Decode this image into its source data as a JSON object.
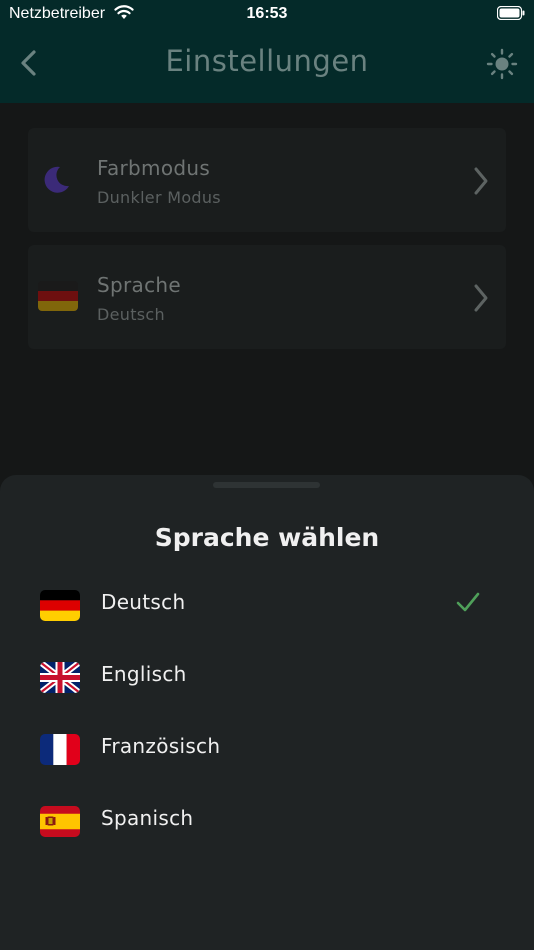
{
  "status_bar": {
    "carrier": "Netzbetreiber",
    "time": "16:53",
    "wifi_icon": "wifi-icon",
    "battery_icon": "battery-icon"
  },
  "nav": {
    "title": "Einstellungen",
    "back_icon": "chevron-left-icon",
    "theme_icon": "sun-icon"
  },
  "settings": {
    "items": [
      {
        "label": "Farbmodus",
        "value": "Dunkler Modus",
        "icon": "moon-icon"
      },
      {
        "label": "Sprache",
        "value": "Deutsch",
        "icon": "flag-de-icon"
      }
    ]
  },
  "sheet": {
    "title": "Sprache wählen",
    "languages": [
      {
        "label": "Deutsch",
        "flag": "flag-de-icon",
        "selected": true
      },
      {
        "label": "Englisch",
        "flag": "flag-gb-icon",
        "selected": false
      },
      {
        "label": "Französisch",
        "flag": "flag-fr-icon",
        "selected": false
      },
      {
        "label": "Spanisch",
        "flag": "flag-es-icon",
        "selected": false
      }
    ]
  },
  "colors": {
    "header_bg": "#042a29",
    "background": "#151717",
    "sheet_bg": "#1f2324",
    "accent_moon": "#3b2a78",
    "check": "#4fa05a"
  }
}
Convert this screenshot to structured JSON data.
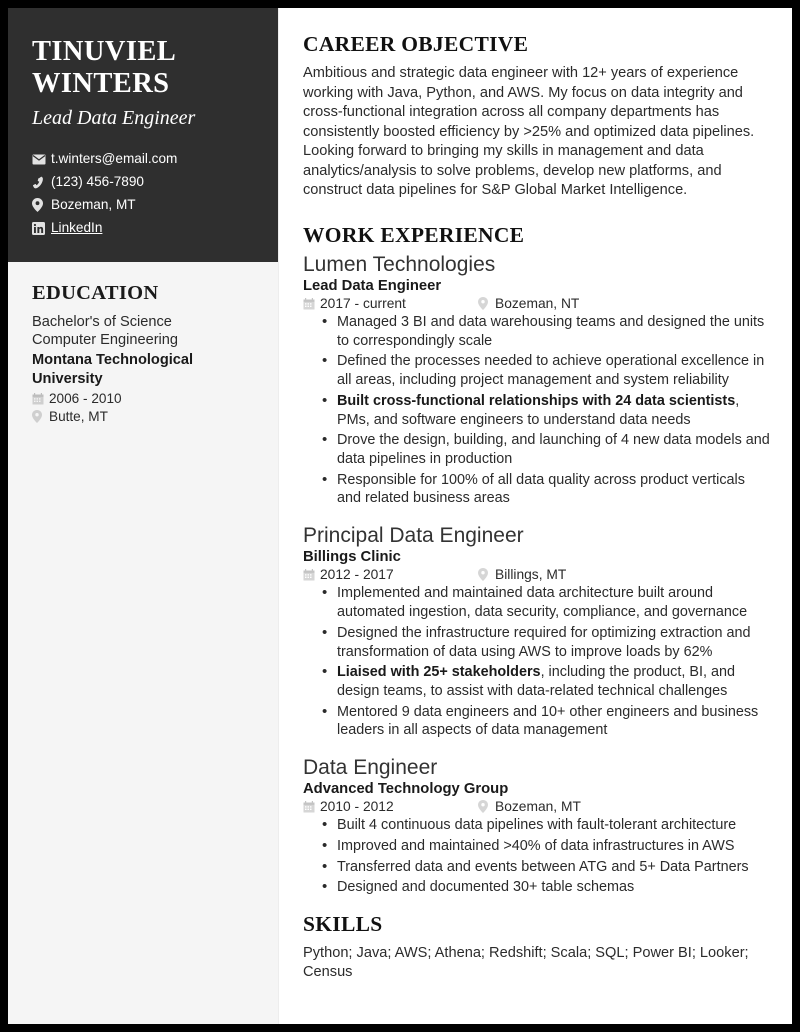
{
  "sidebar": {
    "name_line1": "TINUVIEL",
    "name_line2": "WINTERS",
    "headline": "Lead Data Engineer",
    "contacts": [
      {
        "icon": "envelope-icon",
        "text": "t.winters@email.com",
        "link": false
      },
      {
        "icon": "phone-icon",
        "text": "(123) 456-7890",
        "link": false
      },
      {
        "icon": "map-pin-icon",
        "text": "Bozeman, MT",
        "link": false
      },
      {
        "icon": "linkedin-icon",
        "text": "LinkedIn",
        "link": true
      }
    ],
    "education": {
      "title": "EDUCATION",
      "degree": "Bachelor's of Science",
      "field": "Computer Engineering",
      "school": "Montana Technological University",
      "dates": "2006 - 2010",
      "location": "Butte, MT"
    }
  },
  "main": {
    "objective": {
      "title": "CAREER OBJECTIVE",
      "text": "Ambitious and strategic data engineer with 12+ years of experience working with Java, Python, and AWS. My focus on data integrity and cross-functional integration across all company departments has consistently boosted efficiency by >25% and optimized data pipelines. Looking forward to bringing my skills in management and data analytics/analysis to solve problems, develop new platforms, and construct data pipelines for S&P Global Market Intelligence."
    },
    "work": {
      "title": "WORK EXPERIENCE",
      "jobs": [
        {
          "company": "Lumen Technologies",
          "role": "Lead Data Engineer",
          "dates": "2017 - current",
          "location": "Bozeman, NT",
          "bullets": [
            {
              "bold": "",
              "text": "Managed 3 BI and data warehousing teams and designed the units to correspondingly scale"
            },
            {
              "bold": "",
              "text": "Defined the processes needed to achieve operational excellence in all areas, including project management and system reliability"
            },
            {
              "bold": "Built cross-functional relationships with 24 data scientists",
              "text": ", PMs, and software engineers to understand data needs"
            },
            {
              "bold": "",
              "text": "Drove the design, building, and launching of 4 new data models and data pipelines in production"
            },
            {
              "bold": "",
              "text": "Responsible for 100% of all data quality across product verticals and related business areas"
            }
          ]
        },
        {
          "company": "Principal Data Engineer",
          "role": "Billings Clinic",
          "dates": "2012 - 2017",
          "location": "Billings, MT",
          "bullets": [
            {
              "bold": "",
              "text": "Implemented and maintained data architecture built around automated ingestion, data security, compliance, and governance"
            },
            {
              "bold": "",
              "text": "Designed the infrastructure required for optimizing extraction and transformation of data using AWS to improve loads by 62%"
            },
            {
              "bold": "Liaised with 25+ stakeholders",
              "text": ", including the product, BI, and design teams, to assist with data-related technical challenges"
            },
            {
              "bold": "",
              "text": "Mentored 9 data engineers and 10+ other engineers and business leaders in all aspects of data management"
            }
          ]
        },
        {
          "company": "Data Engineer",
          "role": "Advanced Technology Group",
          "dates": "2010 - 2012",
          "location": "Bozeman, MT",
          "bullets": [
            {
              "bold": "",
              "text": "Built 4 continuous data pipelines with fault-tolerant architecture"
            },
            {
              "bold": "",
              "text": "Improved and maintained >40% of data infrastructures in AWS"
            },
            {
              "bold": "",
              "text": "Transferred data and events between ATG and 5+ Data Partners"
            },
            {
              "bold": "",
              "text": "Designed and documented 30+ table schemas"
            }
          ]
        }
      ]
    },
    "skills": {
      "title": "SKILLS",
      "text": "Python; Java; AWS; Athena; Redshift; Scala; SQL; Power BI; Looker; Census"
    }
  },
  "colors": {
    "sidebar_dark": "#2f2f2f",
    "sidebar_light": "#f5f5f5",
    "page_border": "#000000",
    "text_dark": "#1a1a1a"
  }
}
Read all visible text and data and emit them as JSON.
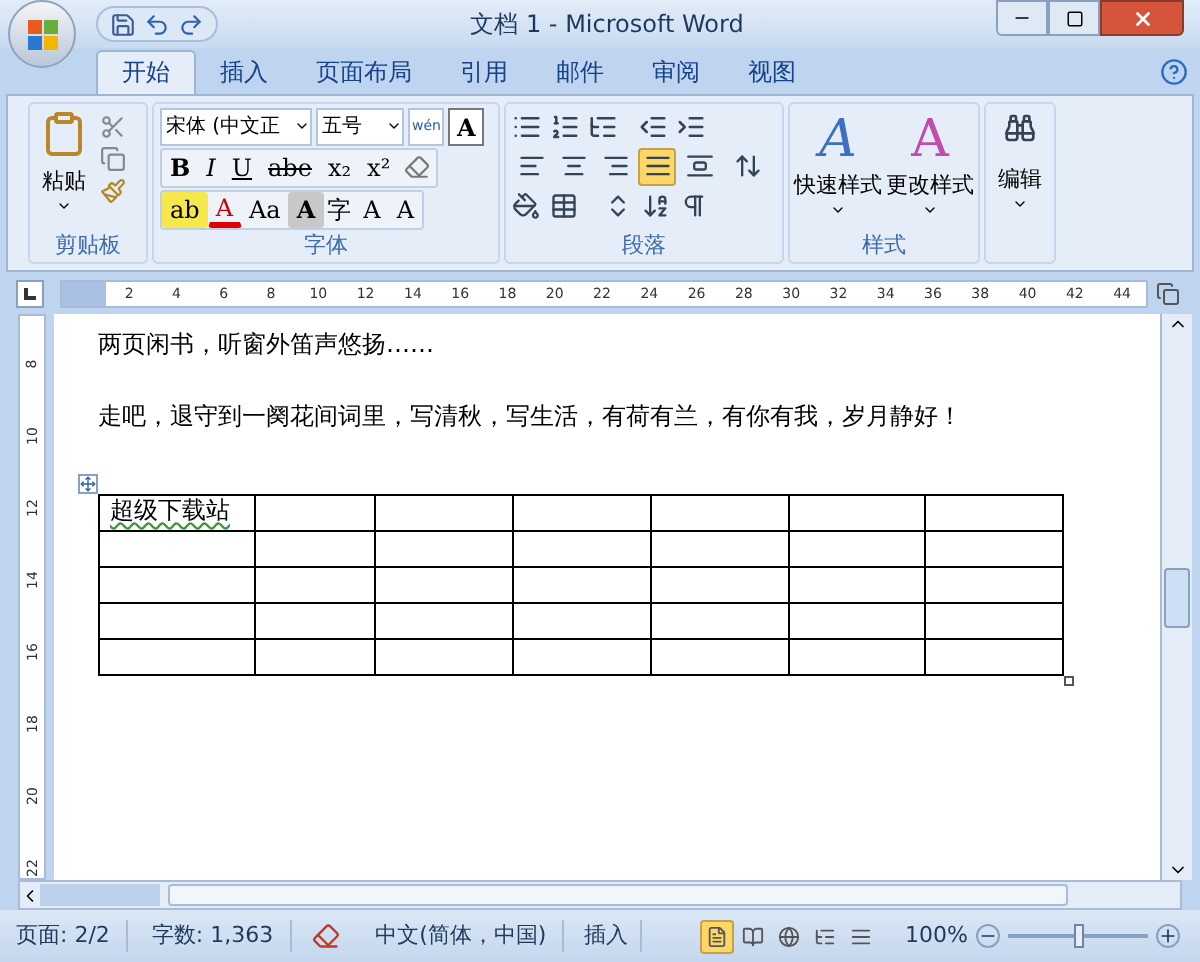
{
  "window": {
    "title": "文档 1 - Microsoft Word"
  },
  "tabs": [
    {
      "label": "开始",
      "selected": true
    },
    {
      "label": "插入",
      "selected": false
    },
    {
      "label": "页面布局",
      "selected": false
    },
    {
      "label": "引用",
      "selected": false
    },
    {
      "label": "邮件",
      "selected": false
    },
    {
      "label": "审阅",
      "selected": false
    },
    {
      "label": "视图",
      "selected": false
    }
  ],
  "clipboard": {
    "paste_label": "粘贴",
    "group_label": "剪贴板"
  },
  "font": {
    "font_name": "宋体 (中文正",
    "font_size": "五号",
    "phonetic_label": "wén",
    "border_label": "A",
    "group_label": "字体",
    "row1": [
      "B",
      "I",
      "U",
      "abe",
      "x₂",
      "x²"
    ],
    "row2": [
      "ab",
      "A",
      "Aa",
      "A",
      "字",
      "A",
      "A"
    ]
  },
  "paragraph": {
    "group_label": "段落",
    "alignments": [
      {
        "selected": false
      },
      {
        "selected": false
      },
      {
        "selected": false
      },
      {
        "selected": true
      },
      {
        "selected": false
      }
    ]
  },
  "styles": {
    "quick_icon": "A",
    "change_icon": "A",
    "quick_label": "快速样式",
    "change_label": "更改样式",
    "group_label": "样式"
  },
  "editing": {
    "label": "编辑"
  },
  "ruler": {
    "ticks": [
      "2",
      "4",
      "6",
      "8",
      "10",
      "12",
      "14",
      "16",
      "18",
      "20",
      "22",
      "24",
      "26",
      "28",
      "30",
      "32",
      "34",
      "36",
      "38",
      "40",
      "42",
      "44"
    ],
    "vertical_ticks": [
      "8",
      "10",
      "12",
      "14",
      "16",
      "18",
      "20",
      "22"
    ]
  },
  "document": {
    "paragraphs": [
      "两页闲书，听窗外笛声悠扬……",
      "走吧，退守到一阕花间词里，写清秋，写生活，有荷有兰，有你有我，岁月静好！"
    ],
    "table": {
      "rows": [
        [
          "超级下载站",
          "",
          "",
          "",
          "",
          "",
          ""
        ],
        [
          "",
          "",
          "",
          "",
          "",
          "",
          ""
        ],
        [
          "",
          "",
          "",
          "",
          "",
          "",
          ""
        ],
        [
          "",
          "",
          "",
          "",
          "",
          "",
          ""
        ],
        [
          "",
          "",
          "",
          "",
          "",
          "",
          ""
        ]
      ]
    }
  },
  "status_bar": {
    "page": "页面: 2/2",
    "words": "字数: 1,363",
    "language": "中文(简体，中国)",
    "mode": "插入",
    "zoom": "100%",
    "zoom_slider": {
      "level": 0.5
    },
    "views": [
      {
        "selected": true
      },
      {
        "selected": false
      },
      {
        "selected": false
      },
      {
        "selected": false
      },
      {
        "selected": false
      }
    ]
  }
}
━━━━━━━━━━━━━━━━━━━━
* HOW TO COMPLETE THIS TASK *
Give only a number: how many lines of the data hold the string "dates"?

* REPLY TO THE EXERCISE *
4